Monday, December 10, 2007

Back from Houston

It is pretty late, so here is just a brief rundown. Plenty of weirdness, that I will enjoy recapping the K12 maybe tomorrow. In the meanwhile:

Event staff for a wonderfully run event.
1332 scholastic chessplayers that generally gave it all they had.
Texas volunteers, and locals who were amazingly friendly.

Hotel Foodservice. No excuse for knowing when there will be a lunch rush and still being unprepared.
Scholastic Council (hopefully I don't get blacklisted for that). Repeat after me, Parent's do not belong on the playing floor! It affects the quality of the tournament when TDs are unable to be on the floor for rulings because a parent or coach has to know that instant why their son's opponent left to go to the bathroom, and why I am not following them to verify they aren't cheating.

More tomorrow.


Monday, December 3, 2007

'Tis the season for Sportsmanship

Ask any TD who has worked large events, and they will be quick to tell you a story. Many of us sit around and swap stories at Nationals. Since I am leaving in a couple of days to head down to Houston, I thought I might share a few.

At my very first National K-12 event, within a couple of rounds I was party to some strange things. A player smacking another player upside the head. When I got to the board, and asked for an explanation, the player explained that her neighbor had given her opponent a good move. Naturally I had to issue warnings to both the smacker and smackee.

Later in that event, an interesting thing happened, after a round a player came in with a complaint. He had been offered a pack of Pokemon cards in exchange for resigning in a position he was winning, but the opponent never delivered. Interestingly, when we asked what remedy he was seeking, the boy just wanted us to force the opponent to give up the cards. When we called the other boy in with his father, the boy confessed to what happened. The father seemed stunned, and said "I have no idea where he gets that from". Ken Sloan, who was the chief TD of the section, asked if the father issues rewards for his son winning. The father said that he gives his son 2 packs of Pokemon cards for every win. We no longer wondered where it came from. Did I mention that both of these events happened in the Kindergarten section?

I realize that these are important events, but urge parents and coaches not to put too much of an emphasis on the child's results, it does take its toll on them. If I have time this week, I will share a few more stories along those lines.

Bad sportsmanship is completely unnecessary, and oftentimes is learned from adults (which we don't like to admit). There is a group that is the self proclaimed "premier chess organization" in Illinois, they teach chess at quite a few schools, yet on their website have a link to an essay entitled "How to Annoy Your Opponent". This treasure chest of wisdom advises players to talk or cough loudly during your opponents moves, start rumors about your opponent, and other drivel that I do not wish to pollute my site with.
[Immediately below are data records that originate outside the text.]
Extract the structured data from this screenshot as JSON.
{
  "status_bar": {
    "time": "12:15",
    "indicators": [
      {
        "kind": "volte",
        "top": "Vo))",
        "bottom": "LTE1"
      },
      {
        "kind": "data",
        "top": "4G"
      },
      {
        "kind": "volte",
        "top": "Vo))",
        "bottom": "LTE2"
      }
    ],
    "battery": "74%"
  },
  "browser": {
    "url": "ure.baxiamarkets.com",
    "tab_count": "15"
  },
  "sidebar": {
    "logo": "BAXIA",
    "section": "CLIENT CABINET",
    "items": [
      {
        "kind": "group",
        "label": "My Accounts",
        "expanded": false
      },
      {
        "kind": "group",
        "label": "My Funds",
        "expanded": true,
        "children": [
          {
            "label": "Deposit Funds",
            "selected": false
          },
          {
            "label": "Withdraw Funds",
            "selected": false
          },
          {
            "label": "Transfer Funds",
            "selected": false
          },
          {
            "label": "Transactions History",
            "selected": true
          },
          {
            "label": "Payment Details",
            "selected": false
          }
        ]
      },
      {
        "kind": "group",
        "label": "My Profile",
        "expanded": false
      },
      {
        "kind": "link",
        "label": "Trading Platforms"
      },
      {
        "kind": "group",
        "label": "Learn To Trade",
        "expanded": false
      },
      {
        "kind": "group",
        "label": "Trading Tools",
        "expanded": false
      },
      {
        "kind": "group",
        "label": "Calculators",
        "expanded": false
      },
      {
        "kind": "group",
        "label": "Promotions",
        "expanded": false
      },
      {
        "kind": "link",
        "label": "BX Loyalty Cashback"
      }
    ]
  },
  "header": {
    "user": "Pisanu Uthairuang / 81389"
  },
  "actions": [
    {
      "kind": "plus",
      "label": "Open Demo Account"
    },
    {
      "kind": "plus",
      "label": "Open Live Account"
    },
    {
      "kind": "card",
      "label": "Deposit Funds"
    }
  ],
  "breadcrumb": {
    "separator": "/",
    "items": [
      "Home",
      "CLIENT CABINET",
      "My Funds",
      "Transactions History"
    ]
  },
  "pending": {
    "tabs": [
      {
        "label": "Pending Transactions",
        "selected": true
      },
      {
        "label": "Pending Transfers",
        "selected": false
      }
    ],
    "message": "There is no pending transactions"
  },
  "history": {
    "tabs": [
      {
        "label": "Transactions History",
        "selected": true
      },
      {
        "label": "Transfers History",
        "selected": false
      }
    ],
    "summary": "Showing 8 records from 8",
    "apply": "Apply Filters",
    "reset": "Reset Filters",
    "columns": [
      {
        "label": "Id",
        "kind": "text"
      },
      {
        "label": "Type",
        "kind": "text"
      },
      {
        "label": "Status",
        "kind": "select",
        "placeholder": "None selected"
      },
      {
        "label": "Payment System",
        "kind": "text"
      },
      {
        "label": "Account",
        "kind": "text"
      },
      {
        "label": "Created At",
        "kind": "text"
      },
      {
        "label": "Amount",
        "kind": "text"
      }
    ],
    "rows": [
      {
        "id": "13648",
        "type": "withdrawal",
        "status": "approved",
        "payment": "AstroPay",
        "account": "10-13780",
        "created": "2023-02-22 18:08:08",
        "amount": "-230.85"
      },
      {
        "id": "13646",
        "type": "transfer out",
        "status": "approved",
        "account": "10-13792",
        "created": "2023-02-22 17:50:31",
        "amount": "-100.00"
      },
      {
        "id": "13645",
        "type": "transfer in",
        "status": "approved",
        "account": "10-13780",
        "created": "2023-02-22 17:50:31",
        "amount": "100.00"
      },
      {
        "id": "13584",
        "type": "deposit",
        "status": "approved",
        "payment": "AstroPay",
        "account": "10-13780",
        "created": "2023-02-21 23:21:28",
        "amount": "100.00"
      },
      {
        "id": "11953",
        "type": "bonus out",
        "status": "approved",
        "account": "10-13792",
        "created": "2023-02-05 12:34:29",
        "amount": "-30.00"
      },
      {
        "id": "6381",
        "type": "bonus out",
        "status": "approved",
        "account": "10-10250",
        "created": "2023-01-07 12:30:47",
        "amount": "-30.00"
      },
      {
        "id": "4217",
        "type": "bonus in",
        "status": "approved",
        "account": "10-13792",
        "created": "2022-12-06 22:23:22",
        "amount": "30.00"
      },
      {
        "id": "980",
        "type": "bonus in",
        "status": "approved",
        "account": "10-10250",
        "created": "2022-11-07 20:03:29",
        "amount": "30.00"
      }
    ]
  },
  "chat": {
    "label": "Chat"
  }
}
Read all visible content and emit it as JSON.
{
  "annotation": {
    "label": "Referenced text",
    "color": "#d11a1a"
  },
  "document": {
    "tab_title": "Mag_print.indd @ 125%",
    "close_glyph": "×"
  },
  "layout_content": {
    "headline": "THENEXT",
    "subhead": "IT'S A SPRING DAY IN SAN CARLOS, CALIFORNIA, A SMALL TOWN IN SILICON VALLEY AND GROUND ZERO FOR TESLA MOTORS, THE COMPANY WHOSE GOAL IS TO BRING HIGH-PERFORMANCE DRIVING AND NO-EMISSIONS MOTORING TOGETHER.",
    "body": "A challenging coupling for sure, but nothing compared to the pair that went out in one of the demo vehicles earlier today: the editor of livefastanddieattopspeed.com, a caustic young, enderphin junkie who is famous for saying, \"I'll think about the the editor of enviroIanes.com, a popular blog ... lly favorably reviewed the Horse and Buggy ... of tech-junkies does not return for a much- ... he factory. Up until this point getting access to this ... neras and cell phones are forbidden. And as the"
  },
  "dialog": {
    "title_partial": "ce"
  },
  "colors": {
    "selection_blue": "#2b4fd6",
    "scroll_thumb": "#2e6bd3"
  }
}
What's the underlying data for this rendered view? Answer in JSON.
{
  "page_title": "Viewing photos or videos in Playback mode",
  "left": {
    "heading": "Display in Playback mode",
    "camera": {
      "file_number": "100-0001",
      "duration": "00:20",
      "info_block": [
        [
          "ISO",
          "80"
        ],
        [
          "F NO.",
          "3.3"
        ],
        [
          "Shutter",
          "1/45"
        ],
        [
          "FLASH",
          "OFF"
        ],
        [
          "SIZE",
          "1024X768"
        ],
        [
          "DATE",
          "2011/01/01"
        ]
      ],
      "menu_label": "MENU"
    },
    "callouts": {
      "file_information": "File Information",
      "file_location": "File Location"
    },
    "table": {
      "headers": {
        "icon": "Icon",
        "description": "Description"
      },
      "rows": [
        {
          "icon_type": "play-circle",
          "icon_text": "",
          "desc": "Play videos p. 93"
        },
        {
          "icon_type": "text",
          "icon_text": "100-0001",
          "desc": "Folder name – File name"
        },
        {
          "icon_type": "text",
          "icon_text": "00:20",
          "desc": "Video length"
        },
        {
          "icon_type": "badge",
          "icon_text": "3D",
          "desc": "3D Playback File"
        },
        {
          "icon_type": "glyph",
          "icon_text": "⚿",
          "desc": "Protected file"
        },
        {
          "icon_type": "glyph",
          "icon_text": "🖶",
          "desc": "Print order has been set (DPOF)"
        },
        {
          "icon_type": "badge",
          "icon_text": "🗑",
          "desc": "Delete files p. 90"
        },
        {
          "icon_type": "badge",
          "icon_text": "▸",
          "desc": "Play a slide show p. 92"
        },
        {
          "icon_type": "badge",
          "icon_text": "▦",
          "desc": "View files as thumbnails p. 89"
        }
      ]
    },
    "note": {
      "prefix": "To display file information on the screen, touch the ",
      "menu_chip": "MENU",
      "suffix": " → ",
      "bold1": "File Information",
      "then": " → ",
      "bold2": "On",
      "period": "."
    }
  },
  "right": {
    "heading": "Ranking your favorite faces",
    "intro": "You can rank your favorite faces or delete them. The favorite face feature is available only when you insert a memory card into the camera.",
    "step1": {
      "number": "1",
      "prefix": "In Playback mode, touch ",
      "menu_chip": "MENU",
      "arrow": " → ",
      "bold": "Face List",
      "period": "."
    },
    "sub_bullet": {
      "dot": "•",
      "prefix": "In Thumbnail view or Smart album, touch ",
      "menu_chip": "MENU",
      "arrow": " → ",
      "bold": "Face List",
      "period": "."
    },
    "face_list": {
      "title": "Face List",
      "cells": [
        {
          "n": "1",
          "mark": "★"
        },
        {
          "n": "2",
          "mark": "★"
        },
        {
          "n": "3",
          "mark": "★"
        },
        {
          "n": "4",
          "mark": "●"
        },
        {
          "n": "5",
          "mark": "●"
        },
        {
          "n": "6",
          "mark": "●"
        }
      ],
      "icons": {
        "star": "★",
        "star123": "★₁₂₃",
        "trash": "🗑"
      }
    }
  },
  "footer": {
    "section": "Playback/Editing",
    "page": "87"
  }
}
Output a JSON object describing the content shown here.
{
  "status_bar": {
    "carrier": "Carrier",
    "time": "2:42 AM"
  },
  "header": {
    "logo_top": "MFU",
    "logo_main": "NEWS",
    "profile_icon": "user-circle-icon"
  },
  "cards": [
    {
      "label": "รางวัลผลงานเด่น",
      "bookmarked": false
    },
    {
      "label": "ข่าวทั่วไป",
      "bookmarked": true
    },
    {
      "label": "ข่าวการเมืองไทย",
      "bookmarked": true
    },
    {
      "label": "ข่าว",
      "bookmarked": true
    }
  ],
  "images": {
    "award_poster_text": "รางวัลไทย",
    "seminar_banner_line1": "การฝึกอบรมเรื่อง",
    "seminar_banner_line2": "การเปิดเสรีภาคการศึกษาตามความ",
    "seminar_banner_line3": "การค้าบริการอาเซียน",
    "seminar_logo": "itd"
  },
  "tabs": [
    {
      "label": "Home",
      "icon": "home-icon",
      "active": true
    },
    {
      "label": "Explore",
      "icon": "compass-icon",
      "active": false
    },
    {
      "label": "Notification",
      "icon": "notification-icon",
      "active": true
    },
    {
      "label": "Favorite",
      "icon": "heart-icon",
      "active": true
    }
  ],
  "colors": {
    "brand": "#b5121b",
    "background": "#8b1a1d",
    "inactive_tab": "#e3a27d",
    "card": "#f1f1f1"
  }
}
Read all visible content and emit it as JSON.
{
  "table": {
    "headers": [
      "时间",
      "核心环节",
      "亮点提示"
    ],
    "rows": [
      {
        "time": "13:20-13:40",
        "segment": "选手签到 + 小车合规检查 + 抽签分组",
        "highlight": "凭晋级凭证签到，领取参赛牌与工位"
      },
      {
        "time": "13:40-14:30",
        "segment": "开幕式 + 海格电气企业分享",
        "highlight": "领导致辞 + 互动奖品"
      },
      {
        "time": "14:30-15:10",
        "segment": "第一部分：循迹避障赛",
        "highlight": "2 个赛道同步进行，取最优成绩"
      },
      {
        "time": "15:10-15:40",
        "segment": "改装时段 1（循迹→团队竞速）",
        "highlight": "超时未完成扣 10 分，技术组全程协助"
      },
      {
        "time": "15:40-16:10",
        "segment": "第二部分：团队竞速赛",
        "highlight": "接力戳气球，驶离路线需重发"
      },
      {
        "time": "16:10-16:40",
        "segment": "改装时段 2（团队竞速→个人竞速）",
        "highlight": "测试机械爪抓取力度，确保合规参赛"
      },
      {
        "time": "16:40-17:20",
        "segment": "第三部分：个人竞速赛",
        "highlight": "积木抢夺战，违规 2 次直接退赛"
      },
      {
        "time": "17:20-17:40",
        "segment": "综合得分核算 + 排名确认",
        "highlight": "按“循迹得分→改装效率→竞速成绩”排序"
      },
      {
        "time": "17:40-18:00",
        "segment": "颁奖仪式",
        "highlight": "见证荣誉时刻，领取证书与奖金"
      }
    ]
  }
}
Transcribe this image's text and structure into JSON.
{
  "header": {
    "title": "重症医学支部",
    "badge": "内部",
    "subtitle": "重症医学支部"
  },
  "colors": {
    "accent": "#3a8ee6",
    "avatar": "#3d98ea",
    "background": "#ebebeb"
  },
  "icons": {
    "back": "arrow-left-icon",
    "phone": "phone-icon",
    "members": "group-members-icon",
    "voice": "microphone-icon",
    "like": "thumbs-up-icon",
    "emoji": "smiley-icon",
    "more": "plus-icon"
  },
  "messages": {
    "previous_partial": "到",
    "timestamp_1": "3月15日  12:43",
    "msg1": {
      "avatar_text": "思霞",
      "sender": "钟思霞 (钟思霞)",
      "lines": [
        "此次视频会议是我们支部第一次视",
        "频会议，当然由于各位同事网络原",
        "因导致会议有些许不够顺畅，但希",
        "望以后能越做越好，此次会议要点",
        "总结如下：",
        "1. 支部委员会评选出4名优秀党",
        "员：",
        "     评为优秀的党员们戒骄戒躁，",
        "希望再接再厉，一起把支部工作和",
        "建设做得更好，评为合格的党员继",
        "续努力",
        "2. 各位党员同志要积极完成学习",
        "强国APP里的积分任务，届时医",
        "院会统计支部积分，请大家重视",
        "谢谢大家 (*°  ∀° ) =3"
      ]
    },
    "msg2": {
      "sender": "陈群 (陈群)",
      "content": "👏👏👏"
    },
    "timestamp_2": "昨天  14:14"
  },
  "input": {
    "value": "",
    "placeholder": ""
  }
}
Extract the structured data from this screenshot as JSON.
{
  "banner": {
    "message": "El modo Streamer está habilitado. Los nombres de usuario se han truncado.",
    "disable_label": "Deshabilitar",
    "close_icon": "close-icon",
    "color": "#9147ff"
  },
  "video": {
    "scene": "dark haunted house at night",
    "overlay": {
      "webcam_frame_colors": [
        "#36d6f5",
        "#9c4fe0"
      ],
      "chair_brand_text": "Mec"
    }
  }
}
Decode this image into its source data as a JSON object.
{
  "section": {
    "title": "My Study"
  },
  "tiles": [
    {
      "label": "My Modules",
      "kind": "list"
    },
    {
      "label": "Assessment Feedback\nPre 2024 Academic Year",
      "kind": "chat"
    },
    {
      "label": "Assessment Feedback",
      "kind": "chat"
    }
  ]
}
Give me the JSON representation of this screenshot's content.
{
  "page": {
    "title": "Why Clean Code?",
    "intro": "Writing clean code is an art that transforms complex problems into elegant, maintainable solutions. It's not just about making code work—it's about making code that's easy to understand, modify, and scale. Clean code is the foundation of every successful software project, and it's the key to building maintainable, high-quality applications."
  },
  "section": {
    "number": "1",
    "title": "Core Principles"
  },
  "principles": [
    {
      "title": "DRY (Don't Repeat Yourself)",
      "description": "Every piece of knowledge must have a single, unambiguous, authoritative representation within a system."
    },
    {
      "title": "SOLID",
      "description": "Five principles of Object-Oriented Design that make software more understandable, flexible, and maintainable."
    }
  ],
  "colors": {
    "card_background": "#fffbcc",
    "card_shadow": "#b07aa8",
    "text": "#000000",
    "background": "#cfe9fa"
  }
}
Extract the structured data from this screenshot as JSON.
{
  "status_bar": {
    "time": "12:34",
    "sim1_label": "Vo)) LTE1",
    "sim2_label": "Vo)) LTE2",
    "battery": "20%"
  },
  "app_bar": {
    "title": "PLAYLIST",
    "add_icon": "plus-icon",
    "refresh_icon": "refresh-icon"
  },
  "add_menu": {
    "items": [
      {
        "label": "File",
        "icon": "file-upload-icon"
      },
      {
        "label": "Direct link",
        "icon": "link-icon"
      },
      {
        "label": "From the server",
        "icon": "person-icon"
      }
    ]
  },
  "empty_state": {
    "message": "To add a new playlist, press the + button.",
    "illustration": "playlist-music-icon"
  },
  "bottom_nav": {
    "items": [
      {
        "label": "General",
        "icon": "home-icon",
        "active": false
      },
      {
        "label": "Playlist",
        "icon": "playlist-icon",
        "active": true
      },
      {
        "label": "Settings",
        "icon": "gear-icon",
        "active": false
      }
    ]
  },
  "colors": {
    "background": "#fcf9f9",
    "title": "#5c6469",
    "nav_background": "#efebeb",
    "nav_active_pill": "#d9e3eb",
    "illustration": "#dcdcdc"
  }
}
To be completely fair, it appears to be a really lame attempt at a satire, but still has no place to be linked to by scholastic players.

So I head to Texas, where my hopes are high because I also have seen remarkable acts of kindness and compassion between players previously there at Nationals. I would rather discuss those.